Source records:
····················

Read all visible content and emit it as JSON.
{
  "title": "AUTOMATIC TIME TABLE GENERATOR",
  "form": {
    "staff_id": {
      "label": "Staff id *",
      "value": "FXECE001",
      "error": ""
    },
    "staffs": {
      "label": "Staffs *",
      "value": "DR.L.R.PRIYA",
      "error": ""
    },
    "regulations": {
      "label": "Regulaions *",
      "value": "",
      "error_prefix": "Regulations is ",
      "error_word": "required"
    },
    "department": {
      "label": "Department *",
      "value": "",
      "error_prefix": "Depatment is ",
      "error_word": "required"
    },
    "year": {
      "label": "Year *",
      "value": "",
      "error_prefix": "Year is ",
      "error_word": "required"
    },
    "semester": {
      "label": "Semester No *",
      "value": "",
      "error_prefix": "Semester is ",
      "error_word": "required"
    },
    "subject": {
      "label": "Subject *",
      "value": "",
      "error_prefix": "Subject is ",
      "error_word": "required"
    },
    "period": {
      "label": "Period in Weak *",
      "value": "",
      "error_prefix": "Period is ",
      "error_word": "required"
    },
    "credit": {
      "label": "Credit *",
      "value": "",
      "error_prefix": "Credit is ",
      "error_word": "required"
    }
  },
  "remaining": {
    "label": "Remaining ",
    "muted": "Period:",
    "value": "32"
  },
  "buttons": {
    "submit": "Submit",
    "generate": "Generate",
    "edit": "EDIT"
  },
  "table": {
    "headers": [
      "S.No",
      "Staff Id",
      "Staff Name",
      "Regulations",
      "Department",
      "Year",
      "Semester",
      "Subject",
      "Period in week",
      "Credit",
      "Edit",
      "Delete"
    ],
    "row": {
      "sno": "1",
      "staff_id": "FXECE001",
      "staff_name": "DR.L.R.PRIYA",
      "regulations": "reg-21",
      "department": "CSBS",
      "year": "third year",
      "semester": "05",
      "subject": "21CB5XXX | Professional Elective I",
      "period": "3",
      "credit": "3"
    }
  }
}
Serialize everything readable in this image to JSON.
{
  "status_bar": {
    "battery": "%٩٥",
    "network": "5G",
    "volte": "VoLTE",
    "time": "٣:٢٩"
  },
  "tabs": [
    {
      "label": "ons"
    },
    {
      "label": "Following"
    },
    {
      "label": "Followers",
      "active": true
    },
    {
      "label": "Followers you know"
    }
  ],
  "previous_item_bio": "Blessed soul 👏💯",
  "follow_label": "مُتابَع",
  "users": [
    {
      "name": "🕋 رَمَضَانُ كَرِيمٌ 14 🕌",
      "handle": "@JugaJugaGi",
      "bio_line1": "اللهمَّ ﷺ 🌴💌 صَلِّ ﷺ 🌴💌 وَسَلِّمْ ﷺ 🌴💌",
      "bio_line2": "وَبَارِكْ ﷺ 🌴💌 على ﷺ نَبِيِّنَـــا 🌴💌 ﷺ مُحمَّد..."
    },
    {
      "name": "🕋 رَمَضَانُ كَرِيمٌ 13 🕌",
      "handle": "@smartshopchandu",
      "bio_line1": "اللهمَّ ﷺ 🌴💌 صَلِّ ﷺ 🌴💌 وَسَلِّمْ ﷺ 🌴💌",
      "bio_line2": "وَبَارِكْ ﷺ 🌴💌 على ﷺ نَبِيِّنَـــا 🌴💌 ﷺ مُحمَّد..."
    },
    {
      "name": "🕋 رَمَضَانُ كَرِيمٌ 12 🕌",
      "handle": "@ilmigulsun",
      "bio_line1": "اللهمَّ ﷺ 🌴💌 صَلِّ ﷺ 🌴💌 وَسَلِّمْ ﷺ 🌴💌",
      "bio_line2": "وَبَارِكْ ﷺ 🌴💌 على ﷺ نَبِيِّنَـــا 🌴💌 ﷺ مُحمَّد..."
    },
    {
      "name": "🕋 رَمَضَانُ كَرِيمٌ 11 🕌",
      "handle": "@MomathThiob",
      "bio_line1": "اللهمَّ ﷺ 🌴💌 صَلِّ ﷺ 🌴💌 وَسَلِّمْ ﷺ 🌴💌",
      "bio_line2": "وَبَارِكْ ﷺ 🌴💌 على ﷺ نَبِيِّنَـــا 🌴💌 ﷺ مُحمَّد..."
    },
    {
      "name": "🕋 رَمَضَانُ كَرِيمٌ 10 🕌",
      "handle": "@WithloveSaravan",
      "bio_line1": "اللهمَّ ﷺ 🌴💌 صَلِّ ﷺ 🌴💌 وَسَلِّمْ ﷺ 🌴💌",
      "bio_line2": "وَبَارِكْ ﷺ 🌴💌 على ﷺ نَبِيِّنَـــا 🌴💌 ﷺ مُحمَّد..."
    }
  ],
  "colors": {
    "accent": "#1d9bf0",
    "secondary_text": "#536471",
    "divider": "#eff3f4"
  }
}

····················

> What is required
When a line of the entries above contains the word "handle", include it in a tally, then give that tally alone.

> Response box
5